Entries provided START
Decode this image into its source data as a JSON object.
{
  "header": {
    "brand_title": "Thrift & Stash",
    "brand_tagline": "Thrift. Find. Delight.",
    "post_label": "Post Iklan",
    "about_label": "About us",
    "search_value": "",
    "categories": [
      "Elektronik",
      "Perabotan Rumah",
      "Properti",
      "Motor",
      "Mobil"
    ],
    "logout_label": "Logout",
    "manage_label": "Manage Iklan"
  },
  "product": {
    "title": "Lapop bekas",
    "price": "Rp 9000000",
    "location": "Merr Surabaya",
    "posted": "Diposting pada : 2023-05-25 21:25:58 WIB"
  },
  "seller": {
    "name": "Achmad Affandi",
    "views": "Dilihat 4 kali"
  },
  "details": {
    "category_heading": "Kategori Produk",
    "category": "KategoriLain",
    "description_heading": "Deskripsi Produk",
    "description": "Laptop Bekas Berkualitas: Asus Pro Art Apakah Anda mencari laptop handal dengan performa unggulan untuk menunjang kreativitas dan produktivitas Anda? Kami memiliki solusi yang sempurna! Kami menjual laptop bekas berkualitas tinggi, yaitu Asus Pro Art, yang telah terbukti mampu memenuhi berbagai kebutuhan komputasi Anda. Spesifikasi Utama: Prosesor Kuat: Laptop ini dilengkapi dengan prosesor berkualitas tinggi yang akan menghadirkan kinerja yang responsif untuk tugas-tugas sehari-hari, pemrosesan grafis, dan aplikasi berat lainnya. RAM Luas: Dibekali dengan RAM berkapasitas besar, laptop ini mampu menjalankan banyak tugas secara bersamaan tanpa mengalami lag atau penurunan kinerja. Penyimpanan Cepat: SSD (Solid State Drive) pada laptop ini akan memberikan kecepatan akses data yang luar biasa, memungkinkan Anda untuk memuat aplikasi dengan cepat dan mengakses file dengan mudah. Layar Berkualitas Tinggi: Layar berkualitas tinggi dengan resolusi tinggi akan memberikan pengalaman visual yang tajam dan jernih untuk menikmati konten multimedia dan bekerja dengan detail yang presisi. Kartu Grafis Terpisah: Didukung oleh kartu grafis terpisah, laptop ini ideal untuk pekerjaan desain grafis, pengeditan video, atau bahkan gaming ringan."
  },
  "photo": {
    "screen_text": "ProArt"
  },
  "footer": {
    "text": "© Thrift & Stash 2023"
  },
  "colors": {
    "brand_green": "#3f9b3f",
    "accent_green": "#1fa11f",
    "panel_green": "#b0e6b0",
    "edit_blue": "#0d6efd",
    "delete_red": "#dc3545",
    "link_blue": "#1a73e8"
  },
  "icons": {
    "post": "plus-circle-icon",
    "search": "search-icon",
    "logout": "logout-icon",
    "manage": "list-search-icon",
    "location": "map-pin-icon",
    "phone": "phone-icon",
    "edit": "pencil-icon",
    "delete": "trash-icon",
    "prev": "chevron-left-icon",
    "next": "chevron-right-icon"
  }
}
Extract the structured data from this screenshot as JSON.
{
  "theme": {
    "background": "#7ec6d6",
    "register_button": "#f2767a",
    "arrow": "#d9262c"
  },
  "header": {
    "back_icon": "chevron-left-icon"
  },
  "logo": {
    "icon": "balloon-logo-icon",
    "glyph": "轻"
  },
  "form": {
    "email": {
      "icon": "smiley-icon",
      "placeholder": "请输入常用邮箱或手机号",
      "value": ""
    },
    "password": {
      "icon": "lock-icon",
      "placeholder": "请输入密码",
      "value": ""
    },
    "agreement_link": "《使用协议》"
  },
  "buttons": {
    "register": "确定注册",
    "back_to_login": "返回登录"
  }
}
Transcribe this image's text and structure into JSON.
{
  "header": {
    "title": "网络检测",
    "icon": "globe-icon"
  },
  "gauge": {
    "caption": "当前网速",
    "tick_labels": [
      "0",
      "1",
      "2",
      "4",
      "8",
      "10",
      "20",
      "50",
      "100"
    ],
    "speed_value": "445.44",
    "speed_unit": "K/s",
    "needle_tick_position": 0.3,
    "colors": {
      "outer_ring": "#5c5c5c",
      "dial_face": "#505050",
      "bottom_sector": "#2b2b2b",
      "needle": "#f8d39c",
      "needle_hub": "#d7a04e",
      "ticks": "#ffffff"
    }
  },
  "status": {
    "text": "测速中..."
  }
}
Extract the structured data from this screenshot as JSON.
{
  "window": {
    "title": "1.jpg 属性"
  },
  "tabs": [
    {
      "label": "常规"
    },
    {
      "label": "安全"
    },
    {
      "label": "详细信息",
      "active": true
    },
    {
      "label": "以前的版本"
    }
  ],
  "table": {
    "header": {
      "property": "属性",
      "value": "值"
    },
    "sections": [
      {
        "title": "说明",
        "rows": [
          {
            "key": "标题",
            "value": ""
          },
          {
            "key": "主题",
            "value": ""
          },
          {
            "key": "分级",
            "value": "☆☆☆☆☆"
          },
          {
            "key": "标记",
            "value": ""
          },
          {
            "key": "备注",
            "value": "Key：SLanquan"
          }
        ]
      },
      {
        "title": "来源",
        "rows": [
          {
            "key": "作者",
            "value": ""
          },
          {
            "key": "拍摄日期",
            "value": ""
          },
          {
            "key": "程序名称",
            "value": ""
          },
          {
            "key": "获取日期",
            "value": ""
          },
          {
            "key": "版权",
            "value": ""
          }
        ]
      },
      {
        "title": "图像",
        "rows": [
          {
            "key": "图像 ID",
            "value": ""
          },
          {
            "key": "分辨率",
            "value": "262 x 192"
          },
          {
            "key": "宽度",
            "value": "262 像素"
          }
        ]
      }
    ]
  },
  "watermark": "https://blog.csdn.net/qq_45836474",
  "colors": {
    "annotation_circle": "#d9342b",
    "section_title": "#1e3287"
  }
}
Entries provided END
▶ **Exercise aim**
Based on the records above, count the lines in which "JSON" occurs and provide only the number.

▶ **Exercise result**
4